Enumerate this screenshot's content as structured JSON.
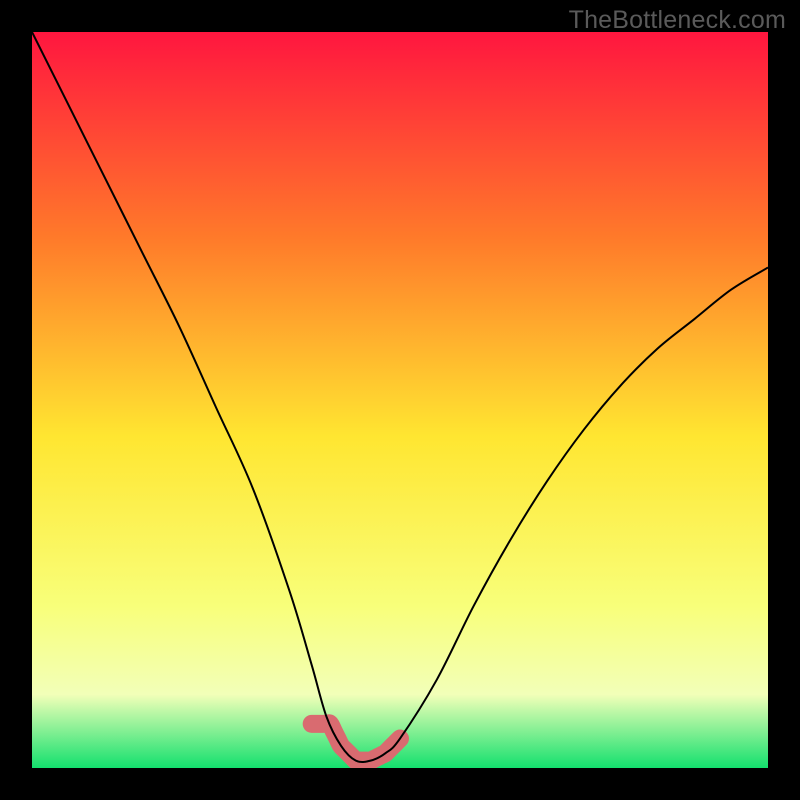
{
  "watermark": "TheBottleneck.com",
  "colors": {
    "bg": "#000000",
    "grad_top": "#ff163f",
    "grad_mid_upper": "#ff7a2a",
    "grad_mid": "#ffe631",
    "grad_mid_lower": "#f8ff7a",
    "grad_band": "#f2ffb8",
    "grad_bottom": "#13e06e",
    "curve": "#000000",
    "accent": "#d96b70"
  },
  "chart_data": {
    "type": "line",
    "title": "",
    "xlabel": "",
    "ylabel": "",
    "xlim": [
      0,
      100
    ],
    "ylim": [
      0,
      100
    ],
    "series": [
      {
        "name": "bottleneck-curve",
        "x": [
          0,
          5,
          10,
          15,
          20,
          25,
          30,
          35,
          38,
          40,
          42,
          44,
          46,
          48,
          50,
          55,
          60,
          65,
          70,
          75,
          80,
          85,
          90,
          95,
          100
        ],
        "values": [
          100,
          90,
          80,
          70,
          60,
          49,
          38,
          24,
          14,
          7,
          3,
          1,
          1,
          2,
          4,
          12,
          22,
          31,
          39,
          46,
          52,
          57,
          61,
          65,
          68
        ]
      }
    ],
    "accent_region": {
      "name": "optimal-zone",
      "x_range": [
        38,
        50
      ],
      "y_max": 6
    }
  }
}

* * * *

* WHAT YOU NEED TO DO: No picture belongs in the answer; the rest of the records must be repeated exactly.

* RESULT OF THE TASK:
Enumerate this screenshot's content as structured JSON.
{
  "watermark": "TheBottleneck.com",
  "colors": {
    "bg": "#000000",
    "grad_top": "#ff163f",
    "grad_mid_upper": "#ff7a2a",
    "grad_mid": "#ffe631",
    "grad_mid_lower": "#f8ff7a",
    "grad_band": "#f2ffb8",
    "grad_bottom": "#13e06e",
    "curve": "#000000",
    "accent": "#d96b70"
  },
  "chart_data": {
    "type": "line",
    "title": "",
    "xlabel": "",
    "ylabel": "",
    "xlim": [
      0,
      100
    ],
    "ylim": [
      0,
      100
    ],
    "series": [
      {
        "name": "bottleneck-curve",
        "x": [
          0,
          5,
          10,
          15,
          20,
          25,
          30,
          35,
          38,
          40,
          42,
          44,
          46,
          48,
          50,
          55,
          60,
          65,
          70,
          75,
          80,
          85,
          90,
          95,
          100
        ],
        "values": [
          100,
          90,
          80,
          70,
          60,
          49,
          38,
          24,
          14,
          7,
          3,
          1,
          1,
          2,
          4,
          12,
          22,
          31,
          39,
          46,
          52,
          57,
          61,
          65,
          68
        ]
      }
    ],
    "accent_region": {
      "name": "optimal-zone",
      "x_range": [
        38,
        50
      ],
      "y_max": 6
    }
  }
}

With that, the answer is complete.